= Beginning of Section =

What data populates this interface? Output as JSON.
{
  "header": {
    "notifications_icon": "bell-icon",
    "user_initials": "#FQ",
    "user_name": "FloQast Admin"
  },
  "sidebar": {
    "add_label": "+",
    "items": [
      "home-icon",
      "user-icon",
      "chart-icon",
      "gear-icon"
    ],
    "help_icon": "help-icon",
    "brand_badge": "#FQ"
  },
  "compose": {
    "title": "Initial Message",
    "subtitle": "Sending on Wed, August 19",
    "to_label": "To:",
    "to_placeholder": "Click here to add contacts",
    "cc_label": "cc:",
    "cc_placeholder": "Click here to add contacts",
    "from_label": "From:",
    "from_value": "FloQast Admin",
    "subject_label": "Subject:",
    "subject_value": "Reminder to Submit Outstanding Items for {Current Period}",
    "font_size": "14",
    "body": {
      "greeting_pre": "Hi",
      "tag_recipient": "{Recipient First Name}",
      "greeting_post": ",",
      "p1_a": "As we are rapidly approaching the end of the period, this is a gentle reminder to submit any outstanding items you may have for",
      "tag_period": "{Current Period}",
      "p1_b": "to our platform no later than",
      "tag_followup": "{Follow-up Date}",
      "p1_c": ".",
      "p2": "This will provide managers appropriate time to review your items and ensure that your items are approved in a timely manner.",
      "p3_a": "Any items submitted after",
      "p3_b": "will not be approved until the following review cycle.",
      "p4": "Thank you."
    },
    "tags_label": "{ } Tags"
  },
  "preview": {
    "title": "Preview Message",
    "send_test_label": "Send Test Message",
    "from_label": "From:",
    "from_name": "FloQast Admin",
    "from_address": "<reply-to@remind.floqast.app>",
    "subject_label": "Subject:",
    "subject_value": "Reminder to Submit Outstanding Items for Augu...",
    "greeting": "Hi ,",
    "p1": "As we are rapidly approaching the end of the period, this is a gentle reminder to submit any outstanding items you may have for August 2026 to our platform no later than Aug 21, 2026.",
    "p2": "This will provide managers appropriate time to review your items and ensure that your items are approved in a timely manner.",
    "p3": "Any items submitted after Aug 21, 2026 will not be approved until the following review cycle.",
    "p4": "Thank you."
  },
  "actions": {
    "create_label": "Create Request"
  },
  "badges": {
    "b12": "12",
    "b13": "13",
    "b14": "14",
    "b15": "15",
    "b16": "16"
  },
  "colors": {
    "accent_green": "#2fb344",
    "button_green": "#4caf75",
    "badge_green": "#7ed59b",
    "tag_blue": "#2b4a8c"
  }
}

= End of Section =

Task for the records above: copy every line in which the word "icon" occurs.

- RESPONSE TO THIS TASK
    "notifications_icon": "bell-icon",
      "home-icon",
      "user-icon",
      "chart-icon",
      "gear-icon"
    "help_icon": "help-icon",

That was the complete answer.